## [Study material]
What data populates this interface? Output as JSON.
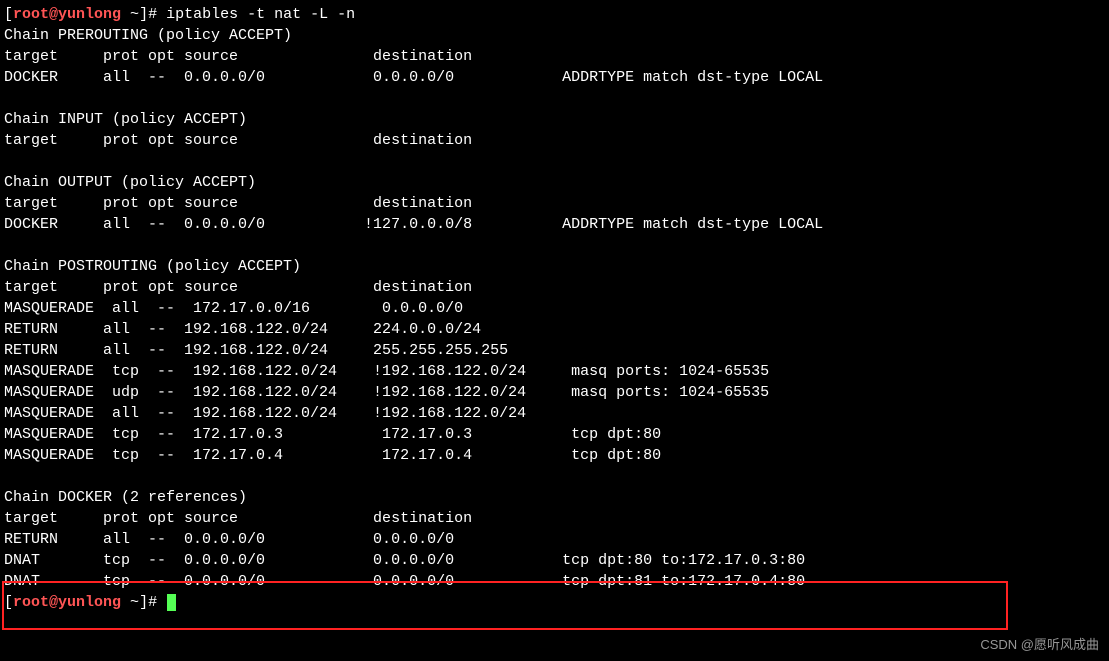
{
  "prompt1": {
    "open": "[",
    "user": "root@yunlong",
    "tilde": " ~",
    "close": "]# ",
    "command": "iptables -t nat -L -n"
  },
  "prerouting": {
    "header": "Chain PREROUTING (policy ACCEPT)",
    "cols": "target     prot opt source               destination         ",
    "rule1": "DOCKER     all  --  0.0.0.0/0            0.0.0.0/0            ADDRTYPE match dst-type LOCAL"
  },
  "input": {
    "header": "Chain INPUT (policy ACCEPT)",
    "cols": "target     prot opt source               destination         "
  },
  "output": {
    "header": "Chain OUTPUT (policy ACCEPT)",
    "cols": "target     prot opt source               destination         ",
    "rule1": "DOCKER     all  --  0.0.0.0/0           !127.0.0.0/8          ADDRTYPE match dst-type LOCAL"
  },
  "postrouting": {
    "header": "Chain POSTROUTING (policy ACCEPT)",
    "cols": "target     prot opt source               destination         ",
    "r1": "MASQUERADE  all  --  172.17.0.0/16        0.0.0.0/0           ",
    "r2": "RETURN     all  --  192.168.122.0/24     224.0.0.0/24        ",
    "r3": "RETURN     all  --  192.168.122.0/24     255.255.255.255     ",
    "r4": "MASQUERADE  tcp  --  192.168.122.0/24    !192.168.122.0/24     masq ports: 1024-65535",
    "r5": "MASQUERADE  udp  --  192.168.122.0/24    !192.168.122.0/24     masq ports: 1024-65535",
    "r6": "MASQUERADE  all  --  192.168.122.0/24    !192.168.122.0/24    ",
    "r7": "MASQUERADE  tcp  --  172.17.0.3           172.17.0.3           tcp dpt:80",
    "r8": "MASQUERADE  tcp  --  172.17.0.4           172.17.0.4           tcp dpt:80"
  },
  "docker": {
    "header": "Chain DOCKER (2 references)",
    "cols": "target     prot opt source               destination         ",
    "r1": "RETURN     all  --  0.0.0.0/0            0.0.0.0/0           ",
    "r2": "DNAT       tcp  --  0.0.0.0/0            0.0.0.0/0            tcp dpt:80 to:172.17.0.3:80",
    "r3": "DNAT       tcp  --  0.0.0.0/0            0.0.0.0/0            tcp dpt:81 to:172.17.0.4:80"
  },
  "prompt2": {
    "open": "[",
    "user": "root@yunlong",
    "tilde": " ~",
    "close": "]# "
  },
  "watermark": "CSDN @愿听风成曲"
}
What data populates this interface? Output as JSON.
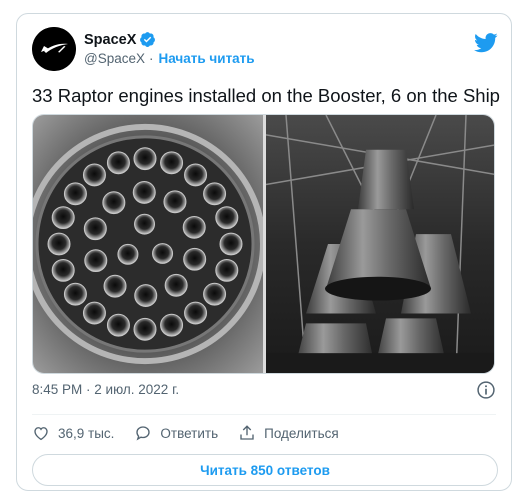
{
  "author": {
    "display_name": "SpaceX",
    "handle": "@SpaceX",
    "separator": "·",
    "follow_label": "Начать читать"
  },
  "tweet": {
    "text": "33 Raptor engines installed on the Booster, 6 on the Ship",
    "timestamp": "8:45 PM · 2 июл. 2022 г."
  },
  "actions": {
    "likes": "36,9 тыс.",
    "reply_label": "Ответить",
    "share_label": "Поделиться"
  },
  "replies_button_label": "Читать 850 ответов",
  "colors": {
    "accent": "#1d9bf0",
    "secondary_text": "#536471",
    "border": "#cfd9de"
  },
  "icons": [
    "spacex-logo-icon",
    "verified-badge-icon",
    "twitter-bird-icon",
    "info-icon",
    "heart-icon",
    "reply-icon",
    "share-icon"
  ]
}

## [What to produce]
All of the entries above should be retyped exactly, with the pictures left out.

## [Answer to this exercise]
What data populates this interface? Output as JSON.
{
  "prompt1": {
    "open": "[",
    "user": "root@yunlong",
    "tilde": " ~",
    "close": "]# ",
    "command": "iptables -t nat -L -n"
  },
  "prerouting": {
    "header": "Chain PREROUTING (policy ACCEPT)",
    "cols": "target     prot opt source               destination         ",
    "rule1": "DOCKER     all  --  0.0.0.0/0            0.0.0.0/0            ADDRTYPE match dst-type LOCAL"
  },
  "input": {
    "header": "Chain INPUT (policy ACCEPT)",
    "cols": "target     prot opt source               destination         "
  },
  "output": {
    "header": "Chain OUTPUT (policy ACCEPT)",
    "cols": "target     prot opt source               destination         ",
    "rule1": "DOCKER     all  --  0.0.0.0/0           !127.0.0.0/8          ADDRTYPE match dst-type LOCAL"
  },
  "postrouting": {
    "header": "Chain POSTROUTING (policy ACCEPT)",
    "cols": "target     prot opt source               destination         ",
    "r1": "MASQUERADE  all  --  172.17.0.0/16        0.0.0.0/0           ",
    "r2": "RETURN     all  --  192.168.122.0/24     224.0.0.0/24        ",
    "r3": "RETURN     all  --  192.168.122.0/24     255.255.255.255     ",
    "r4": "MASQUERADE  tcp  --  192.168.122.0/24    !192.168.122.0/24     masq ports: 1024-65535",
    "r5": "MASQUERADE  udp  --  192.168.122.0/24    !192.168.122.0/24     masq ports: 1024-65535",
    "r6": "MASQUERADE  all  --  192.168.122.0/24    !192.168.122.0/24    ",
    "r7": "MASQUERADE  tcp  --  172.17.0.3           172.17.0.3           tcp dpt:80",
    "r8": "MASQUERADE  tcp  --  172.17.0.4           172.17.0.4           tcp dpt:80"
  },
  "docker": {
    "header": "Chain DOCKER (2 references)",
    "cols": "target     prot opt source               destination         ",
    "r1": "RETURN     all  --  0.0.0.0/0            0.0.0.0/0           ",
    "r2": "DNAT       tcp  --  0.0.0.0/0            0.0.0.0/0            tcp dpt:80 to:172.17.0.3:80",
    "r3": "DNAT       tcp  --  0.0.0.0/0            0.0.0.0/0            tcp dpt:81 to:172.17.0.4:80"
  },
  "prompt2": {
    "open": "[",
    "user": "root@yunlong",
    "tilde": " ~",
    "close": "]# "
  },
  "watermark": "CSDN @愿听风成曲"
}
What data populates this interface? Output as JSON.
{
  "author": {
    "display_name": "SpaceX",
    "handle": "@SpaceX",
    "separator": "·",
    "follow_label": "Начать читать"
  },
  "tweet": {
    "text": "33 Raptor engines installed on the Booster, 6 on the Ship",
    "timestamp": "8:45 PM · 2 июл. 2022 г."
  },
  "actions": {
    "likes": "36,9 тыс.",
    "reply_label": "Ответить",
    "share_label": "Поделиться"
  },
  "replies_button_label": "Читать 850 ответов",
  "colors": {
    "accent": "#1d9bf0",
    "secondary_text": "#536471",
    "border": "#cfd9de"
  },
  "icons": [
    "spacex-logo-icon",
    "verified-badge-icon",
    "twitter-bird-icon",
    "info-icon",
    "heart-icon",
    "reply-icon",
    "share-icon"
  ]
}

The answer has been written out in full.